Table of Contents

Preface: What's Past Is Prologue
Introduction: The Wizard of Aaaahs
The Mission-Critical Presentation
The Art of Telling Your Story
A New Approach to Presentations
The Psychological Sell
Company Examples: Cisco Systems
1 You and Your Audience
The Problem with Presentations
The Power Presentation
Persuasion: Getting from Point A to Point B
Audience Advocacy
Getting Aha!s
Company Examples: Network Appliance
Luminous Networks
2 The Power of the WIIFY
What's In It For You?
WIIFY Triggers
The Danger of the Wrong "You"
Company Examples: Brooktree
Luminous Networks
3 Getting Creative: The Expansive Art of Brainstorming
The Data Dump
Managing the Brainstorm: The Framework Form
Brainstorming: Doing the Data Dump Productively
Focus before Flow
Company Example: Adobe Systems
4 Finding Your Flow
The 16 Flow Structures
Which Flow Structure to Choose?
Guidelines for Selecting a Flow Structure
The Value of Flow Structures
The Four Critical Questions
Company Examples: Intel
Cisco Systems
BioSurface Technology
Compaq Computer
ONI Systems
5 Capturing Your Audience Immediately
Seven Classic Opening Gambits
Compound Opening Gambits
Linking to Point B
Tell 'em What You're Gonna Tell 'em 90 Seconds to Launch
Winning Over the Toughest Crowd
Company Examples: Intuit Software
Mercer Management Consulting
Cisco Sytems
Yahoo!

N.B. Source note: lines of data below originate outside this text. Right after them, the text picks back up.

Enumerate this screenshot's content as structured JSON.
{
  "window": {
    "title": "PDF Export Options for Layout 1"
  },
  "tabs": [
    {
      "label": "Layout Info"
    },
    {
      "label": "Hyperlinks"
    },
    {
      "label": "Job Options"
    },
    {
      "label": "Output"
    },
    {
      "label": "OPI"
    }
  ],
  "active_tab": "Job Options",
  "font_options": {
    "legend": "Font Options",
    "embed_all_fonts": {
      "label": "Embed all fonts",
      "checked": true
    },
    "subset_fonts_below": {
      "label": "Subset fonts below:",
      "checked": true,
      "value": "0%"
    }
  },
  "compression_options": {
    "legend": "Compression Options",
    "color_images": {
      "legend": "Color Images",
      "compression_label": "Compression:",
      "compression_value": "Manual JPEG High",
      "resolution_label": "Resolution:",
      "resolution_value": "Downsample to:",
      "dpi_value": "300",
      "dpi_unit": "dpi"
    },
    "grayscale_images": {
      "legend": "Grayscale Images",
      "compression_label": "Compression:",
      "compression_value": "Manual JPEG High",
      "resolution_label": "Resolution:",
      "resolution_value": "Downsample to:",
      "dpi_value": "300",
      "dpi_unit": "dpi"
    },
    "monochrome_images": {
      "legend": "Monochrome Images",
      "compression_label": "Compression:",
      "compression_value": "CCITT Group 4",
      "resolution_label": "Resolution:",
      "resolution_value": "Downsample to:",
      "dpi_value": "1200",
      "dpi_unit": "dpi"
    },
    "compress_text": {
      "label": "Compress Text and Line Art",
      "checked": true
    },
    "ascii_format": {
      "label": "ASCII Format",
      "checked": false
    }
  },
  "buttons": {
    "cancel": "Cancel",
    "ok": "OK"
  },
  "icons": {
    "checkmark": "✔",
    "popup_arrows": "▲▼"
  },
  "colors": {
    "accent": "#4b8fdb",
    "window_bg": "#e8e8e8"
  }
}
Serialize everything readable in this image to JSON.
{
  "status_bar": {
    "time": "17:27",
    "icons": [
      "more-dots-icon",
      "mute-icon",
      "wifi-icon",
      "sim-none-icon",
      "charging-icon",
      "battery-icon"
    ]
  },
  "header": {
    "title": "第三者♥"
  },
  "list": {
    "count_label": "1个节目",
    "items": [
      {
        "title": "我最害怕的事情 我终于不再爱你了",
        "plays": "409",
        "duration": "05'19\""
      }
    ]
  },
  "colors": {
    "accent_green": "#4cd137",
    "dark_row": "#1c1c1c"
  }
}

Macromedia
Argus Insurance
Network Appliance
ONI Systems
Laurel Elementary School
6 Communicating Visually
The Proper Role of Graphics
Presenter Focus
Less Is More
Perception Psychology
Graphic Design Elements
Company Example: Microsoft
7 Making the Text Talk
Bullets Versus Sentences
Crafting the Effective Bullet Slide
Minimize Eye Sweeps with Parallelism
Using the Build
Bullet Levels
Verbal Style
Visual Style
Text Guidelines
8 Making the Numbers Sing
The Power of Numeric Graphics
Bar Charts
Pie Charts
Typography in Numeric Graphics
The Hockey Stick
9 Using Graphics to Help Your Story Flow
The 35,000-Foot Overview
Graphic Continuity Techniques
Presenter Focus Revisited
Graphics and the 35,000-Foot View
Company Examples: Intel
Modex Therapeutics
10 Bringing Your Story to Life
Verbalization: The Magic Ingredient
Spaced Learning
Internal Linkages
Internal Linkages in Action
Company Example: Central Point Software
11 Customizing Your Presentation
The Power of Customization
The Illusion of the First Time
External Linkages
Gathering Material for Customization
External Linkages in Action
Company Examples: Integral Capital Partners
Cisco Systems
12 Pitching in the Majors
End with the Beginning in Mind
It All Starts with Your Story
Practice, Practice, Practice
Every Audience, Every Time
Company Example: Microsoft
Appendix A Tools of the Trade
Appendix B Presentation Checklist